I think it’s rather wonderful how the forest maintains itself during the course of a year. Unfortunately the weather decided not to behave for me and was rather wet and blustery, with the exception of one morning.

I now plan to get out there again with more than my smartphone – just as soon as the rain stops!

Photography is something I’ve always had an interest in on a very amateur level since my eighth birthday, when my parents presented me with a Kodak camera with the flash cube on top and a roll of film you sent off to Truprint.

At that age you just knew the photos would come back out of focus and with various body parts cut off!

Even though I have much more sophisticated photographic equipment these days, I’m still confused when it comes to shutter speeds and lighting conditions.

So I met up with talented New Forest photographer Sandy Bemister in the hope of learning some tricks of the trade and at least being able to take a good ‘selfie’ for my Facebook status and capture some decent photos of my cats.

Sandy has taken some beautiful images of forest landscapes and the wildlife that lives there.

Her stunning image of ponies at Whitten pond was awarded second place last year in a photographic competition.

She told me that lighting is very important and the job of a photographer is to capture light in a still photograph.

Every picture tells a story and you want to tell it well Sandy told me to get out there and practice.

Fundamentally, photography is about conveying a vision in a way that may be appreciated by an external observer.

You have to have the ablity to work fast and not miss the moment. Even with static objects such as buildings and trees, you still need to move swiftly. Take too long and critical light changes could disappear very quickly.
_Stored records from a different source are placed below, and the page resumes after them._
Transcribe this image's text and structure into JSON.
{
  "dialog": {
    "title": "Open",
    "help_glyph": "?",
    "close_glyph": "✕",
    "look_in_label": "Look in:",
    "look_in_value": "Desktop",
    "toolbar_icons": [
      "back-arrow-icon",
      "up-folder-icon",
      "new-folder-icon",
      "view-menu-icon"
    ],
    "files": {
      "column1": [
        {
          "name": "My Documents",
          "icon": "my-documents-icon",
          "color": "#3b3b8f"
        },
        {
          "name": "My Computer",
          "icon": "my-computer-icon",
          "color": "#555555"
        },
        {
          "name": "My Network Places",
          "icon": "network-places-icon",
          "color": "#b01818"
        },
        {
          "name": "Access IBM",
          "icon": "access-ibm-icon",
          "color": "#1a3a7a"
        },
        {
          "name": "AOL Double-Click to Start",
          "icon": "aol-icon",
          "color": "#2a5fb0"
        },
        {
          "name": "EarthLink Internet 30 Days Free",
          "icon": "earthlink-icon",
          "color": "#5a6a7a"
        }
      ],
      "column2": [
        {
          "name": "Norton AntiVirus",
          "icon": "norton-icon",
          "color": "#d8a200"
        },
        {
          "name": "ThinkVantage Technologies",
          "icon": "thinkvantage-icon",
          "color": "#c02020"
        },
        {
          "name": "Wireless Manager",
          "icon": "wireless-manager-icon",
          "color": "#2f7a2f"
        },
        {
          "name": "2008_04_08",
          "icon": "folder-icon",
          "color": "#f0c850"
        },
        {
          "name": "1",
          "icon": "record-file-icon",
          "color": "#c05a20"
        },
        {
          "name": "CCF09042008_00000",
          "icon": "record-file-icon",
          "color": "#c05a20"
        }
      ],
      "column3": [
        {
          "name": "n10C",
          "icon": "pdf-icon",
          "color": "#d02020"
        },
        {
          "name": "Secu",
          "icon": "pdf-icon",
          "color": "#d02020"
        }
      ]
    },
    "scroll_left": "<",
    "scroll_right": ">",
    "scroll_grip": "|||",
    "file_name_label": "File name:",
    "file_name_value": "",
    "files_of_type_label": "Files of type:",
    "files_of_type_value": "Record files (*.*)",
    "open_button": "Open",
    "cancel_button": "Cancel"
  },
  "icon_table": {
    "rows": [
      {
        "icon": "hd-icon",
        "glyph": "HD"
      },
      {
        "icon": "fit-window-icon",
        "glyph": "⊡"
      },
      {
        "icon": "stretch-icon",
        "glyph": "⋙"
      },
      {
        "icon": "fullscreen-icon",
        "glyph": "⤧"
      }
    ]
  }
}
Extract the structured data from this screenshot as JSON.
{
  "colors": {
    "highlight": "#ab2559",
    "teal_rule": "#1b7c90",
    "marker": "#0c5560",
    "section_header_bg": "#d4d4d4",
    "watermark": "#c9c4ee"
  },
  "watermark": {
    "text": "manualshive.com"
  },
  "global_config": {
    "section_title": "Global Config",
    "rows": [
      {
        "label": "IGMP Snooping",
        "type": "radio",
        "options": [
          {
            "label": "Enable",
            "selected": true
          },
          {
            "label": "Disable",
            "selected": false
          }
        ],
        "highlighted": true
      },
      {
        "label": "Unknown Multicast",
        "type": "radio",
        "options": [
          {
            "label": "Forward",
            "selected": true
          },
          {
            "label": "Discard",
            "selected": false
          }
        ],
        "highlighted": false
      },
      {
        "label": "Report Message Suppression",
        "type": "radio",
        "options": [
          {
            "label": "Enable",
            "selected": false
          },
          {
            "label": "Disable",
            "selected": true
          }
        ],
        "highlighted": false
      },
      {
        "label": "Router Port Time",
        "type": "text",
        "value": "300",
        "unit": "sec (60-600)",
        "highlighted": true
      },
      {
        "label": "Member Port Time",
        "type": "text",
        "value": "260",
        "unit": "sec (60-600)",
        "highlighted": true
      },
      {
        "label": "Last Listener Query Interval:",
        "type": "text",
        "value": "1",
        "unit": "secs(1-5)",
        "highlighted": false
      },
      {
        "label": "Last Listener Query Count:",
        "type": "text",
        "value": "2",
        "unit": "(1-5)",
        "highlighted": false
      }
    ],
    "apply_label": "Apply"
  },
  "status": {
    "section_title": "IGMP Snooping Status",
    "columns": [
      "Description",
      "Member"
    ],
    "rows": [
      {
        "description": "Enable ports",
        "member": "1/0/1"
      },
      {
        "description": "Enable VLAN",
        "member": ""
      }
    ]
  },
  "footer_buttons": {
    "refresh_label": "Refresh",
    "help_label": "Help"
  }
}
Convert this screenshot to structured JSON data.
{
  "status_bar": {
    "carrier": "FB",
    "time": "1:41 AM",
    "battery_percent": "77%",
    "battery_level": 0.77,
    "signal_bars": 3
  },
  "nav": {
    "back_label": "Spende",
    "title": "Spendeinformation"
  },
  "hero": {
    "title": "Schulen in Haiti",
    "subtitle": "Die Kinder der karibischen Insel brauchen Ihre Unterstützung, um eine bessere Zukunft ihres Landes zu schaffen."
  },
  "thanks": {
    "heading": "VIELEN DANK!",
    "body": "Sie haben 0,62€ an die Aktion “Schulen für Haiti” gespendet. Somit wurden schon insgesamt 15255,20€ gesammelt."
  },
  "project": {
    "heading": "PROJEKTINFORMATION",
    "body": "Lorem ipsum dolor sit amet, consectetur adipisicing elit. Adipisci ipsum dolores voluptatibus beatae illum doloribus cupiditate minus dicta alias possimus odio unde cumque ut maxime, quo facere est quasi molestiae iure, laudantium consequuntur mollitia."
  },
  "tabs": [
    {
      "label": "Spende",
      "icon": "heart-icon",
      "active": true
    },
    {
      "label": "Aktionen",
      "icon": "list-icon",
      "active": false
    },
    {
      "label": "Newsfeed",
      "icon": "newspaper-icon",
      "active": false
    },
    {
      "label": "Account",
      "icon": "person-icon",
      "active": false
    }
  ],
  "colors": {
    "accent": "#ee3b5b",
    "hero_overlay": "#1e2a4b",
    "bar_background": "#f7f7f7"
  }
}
I came away from our chat more inspired and confident and now plan to get out there again with more than my smartphone – just as soon as the rain stops!